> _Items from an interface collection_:
● ● ● ● ●
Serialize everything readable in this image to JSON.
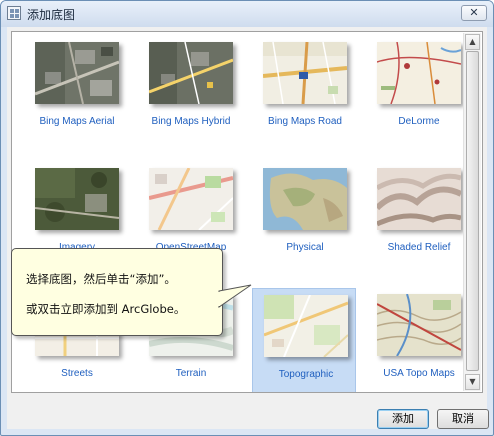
{
  "window": {
    "title": "添加底图",
    "close_symbol": "✕"
  },
  "gallery": {
    "items": [
      {
        "label": "Bing Maps Aerial",
        "icon": "bing-maps-aerial-thumbnail",
        "selected": false
      },
      {
        "label": "Bing Maps Hybrid",
        "icon": "bing-maps-hybrid-thumbnail",
        "selected": false
      },
      {
        "label": "Bing Maps Road",
        "icon": "bing-maps-road-thumbnail",
        "selected": false
      },
      {
        "label": "DeLorme",
        "icon": "delorme-thumbnail",
        "selected": false
      },
      {
        "label": "Imagery",
        "icon": "imagery-thumbnail",
        "selected": false
      },
      {
        "label": "OpenStreetMap",
        "icon": "openstreetmap-thumbnail",
        "selected": false
      },
      {
        "label": "Physical",
        "icon": "physical-thumbnail",
        "selected": false
      },
      {
        "label": "Shaded Relief",
        "icon": "shaded-relief-thumbnail",
        "selected": false
      },
      {
        "label": "Streets",
        "icon": "streets-thumbnail",
        "selected": false
      },
      {
        "label": "Terrain",
        "icon": "terrain-thumbnail",
        "selected": false
      },
      {
        "label": "Topographic",
        "icon": "topographic-thumbnail",
        "selected": true
      },
      {
        "label": "USA Topo Maps",
        "icon": "usa-topo-maps-thumbnail",
        "selected": false
      }
    ]
  },
  "tooltip": {
    "line1": "选择底图，然后单击“添加”。",
    "line2": "或双击立即添加到 ArcGlobe。"
  },
  "buttons": {
    "add": "添加",
    "cancel": "取消"
  },
  "colors": {
    "label_link": "#1f5fbf",
    "selection": "#c7dcf5",
    "tooltip_bg": "#ffffe1"
  }
}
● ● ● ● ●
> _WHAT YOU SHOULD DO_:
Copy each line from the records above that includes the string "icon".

> _YOUR RESPONSE_:
        "icon": "bing-maps-aerial-thumbnail",
        "icon": "bing-maps-hybrid-thumbnail",
        "icon": "bing-maps-road-thumbnail",
        "icon": "delorme-thumbnail",
        "icon": "imagery-thumbnail",
        "icon": "openstreetmap-thumbnail",
        "icon": "physical-thumbnail",
        "icon": "shaded-relief-thumbnail",
        "icon": "streets-thumbnail",
        "icon": "terrain-thumbnail",
        "icon": "topographic-thumbnail",
        "icon": "usa-topo-maps-thumbnail",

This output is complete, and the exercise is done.